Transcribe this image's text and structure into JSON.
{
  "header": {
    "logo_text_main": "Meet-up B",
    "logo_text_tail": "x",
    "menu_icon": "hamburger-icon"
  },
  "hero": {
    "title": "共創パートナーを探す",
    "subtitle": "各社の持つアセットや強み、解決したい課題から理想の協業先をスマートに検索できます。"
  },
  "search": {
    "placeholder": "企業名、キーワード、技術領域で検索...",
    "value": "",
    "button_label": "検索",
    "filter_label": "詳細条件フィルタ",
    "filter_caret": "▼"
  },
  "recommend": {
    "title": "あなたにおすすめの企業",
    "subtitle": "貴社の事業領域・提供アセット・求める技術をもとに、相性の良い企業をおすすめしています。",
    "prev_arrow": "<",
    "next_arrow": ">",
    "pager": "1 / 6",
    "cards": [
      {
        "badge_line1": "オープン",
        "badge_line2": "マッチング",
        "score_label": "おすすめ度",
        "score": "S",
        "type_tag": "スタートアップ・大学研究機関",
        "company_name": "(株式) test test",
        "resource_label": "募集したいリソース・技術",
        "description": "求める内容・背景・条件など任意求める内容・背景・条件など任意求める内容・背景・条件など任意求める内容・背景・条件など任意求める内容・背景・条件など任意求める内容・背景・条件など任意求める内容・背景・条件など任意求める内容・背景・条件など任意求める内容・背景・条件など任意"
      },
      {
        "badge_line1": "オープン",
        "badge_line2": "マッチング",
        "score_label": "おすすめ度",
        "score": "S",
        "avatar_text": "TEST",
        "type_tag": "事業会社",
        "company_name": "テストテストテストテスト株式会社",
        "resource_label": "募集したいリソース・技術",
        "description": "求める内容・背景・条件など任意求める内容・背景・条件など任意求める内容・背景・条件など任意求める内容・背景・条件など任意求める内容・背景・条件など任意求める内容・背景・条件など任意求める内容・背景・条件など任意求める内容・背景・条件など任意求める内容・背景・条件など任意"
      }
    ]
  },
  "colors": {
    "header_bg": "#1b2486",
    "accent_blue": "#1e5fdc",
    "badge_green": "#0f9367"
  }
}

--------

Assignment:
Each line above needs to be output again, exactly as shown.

Response for this exercise:
Transcribe this image's text and structure into JSON.
{
  "header": {
    "logo_text_main": "Meet-up B",
    "logo_text_tail": "x",
    "menu_icon": "hamburger-icon"
  },
  "hero": {
    "title": "共創パートナーを探す",
    "subtitle": "各社の持つアセットや強み、解決したい課題から理想の協業先をスマートに検索できます。"
  },
  "search": {
    "placeholder": "企業名、キーワード、技術領域で検索...",
    "value": "",
    "button_label": "検索",
    "filter_label": "詳細条件フィルタ",
    "filter_caret": "▼"
  },
  "recommend": {
    "title": "あなたにおすすめの企業",
    "subtitle": "貴社の事業領域・提供アセット・求める技術をもとに、相性の良い企業をおすすめしています。",
    "prev_arrow": "<",
    "next_arrow": ">",
    "pager": "1 / 6",
    "cards": [
      {
        "badge_line1": "オープン",
        "badge_line2": "マッチング",
        "score_label": "おすすめ度",
        "score": "S",
        "type_tag": "スタートアップ・大学研究機関",
        "company_name": "(株式) test test",
        "resource_label": "募集したいリソース・技術",
        "description": "求める内容・背景・条件など任意求める内容・背景・条件など任意求める内容・背景・条件など任意求める内容・背景・条件など任意求める内容・背景・条件など任意求める内容・背景・条件など任意求める内容・背景・条件など任意求める内容・背景・条件など任意求める内容・背景・条件など任意"
      },
      {
        "badge_line1": "オープン",
        "badge_line2": "マッチング",
        "score_label": "おすすめ度",
        "score": "S",
        "avatar_text": "TEST",
        "type_tag": "事業会社",
        "company_name": "テストテストテストテスト株式会社",
        "resource_label": "募集したいリソース・技術",
        "description": "求める内容・背景・条件など任意求める内容・背景・条件など任意求める内容・背景・条件など任意求める内容・背景・条件など任意求める内容・背景・条件など任意求める内容・背景・条件など任意求める内容・背景・条件など任意求める内容・背景・条件など任意求める内容・背景・条件など任意"
      }
    ]
  },
  "colors": {
    "header_bg": "#1b2486",
    "accent_blue": "#1e5fdc",
    "badge_green": "#0f9367"
  }
}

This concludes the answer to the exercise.